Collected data
_ _ _ _

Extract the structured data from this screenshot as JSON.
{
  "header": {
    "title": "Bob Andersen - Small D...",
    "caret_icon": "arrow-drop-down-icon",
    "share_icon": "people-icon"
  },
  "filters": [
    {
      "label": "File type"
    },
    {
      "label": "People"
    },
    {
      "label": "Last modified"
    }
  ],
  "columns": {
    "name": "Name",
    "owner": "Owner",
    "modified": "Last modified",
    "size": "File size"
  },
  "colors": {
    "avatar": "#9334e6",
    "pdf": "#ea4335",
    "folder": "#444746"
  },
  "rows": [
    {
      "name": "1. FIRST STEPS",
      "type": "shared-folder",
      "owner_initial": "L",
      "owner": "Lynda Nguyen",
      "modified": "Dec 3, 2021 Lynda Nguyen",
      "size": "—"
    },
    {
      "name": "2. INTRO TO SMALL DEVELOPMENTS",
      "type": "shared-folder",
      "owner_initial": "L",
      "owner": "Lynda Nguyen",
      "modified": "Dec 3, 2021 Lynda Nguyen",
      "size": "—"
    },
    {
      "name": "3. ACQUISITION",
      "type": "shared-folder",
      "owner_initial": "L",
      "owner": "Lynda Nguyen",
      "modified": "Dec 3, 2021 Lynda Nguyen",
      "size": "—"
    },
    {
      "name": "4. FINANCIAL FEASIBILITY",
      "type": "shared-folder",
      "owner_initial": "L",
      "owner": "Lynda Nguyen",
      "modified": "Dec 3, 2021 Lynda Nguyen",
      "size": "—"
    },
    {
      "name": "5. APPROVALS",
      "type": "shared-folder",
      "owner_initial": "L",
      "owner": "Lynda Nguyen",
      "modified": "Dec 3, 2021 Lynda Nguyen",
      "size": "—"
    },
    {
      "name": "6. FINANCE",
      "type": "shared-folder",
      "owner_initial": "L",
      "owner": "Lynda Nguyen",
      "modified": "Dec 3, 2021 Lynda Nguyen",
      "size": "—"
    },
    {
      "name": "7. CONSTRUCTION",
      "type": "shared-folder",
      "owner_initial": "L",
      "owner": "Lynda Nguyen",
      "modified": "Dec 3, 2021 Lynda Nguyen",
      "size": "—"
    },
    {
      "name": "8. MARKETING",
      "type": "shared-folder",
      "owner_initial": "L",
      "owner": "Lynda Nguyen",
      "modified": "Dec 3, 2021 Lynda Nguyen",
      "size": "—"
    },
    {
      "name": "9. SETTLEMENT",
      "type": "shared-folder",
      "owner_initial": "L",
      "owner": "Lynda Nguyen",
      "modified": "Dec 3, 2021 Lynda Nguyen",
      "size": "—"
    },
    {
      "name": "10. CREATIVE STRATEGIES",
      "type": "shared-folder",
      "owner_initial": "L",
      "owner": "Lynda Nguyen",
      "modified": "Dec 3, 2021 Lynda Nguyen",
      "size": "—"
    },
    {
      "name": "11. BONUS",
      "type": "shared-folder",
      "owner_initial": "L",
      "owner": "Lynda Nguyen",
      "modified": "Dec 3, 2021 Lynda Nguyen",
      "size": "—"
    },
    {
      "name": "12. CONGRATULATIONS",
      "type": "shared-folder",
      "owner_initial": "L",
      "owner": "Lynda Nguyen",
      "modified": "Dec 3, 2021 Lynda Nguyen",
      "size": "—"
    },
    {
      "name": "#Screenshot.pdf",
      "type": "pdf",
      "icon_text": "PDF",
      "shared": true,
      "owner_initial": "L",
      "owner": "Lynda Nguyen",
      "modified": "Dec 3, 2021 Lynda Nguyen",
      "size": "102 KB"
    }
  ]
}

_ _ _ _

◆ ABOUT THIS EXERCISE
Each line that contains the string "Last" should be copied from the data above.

◆ FINISHED TASK
      "label": "Last modified"
    "modified": "Last modified",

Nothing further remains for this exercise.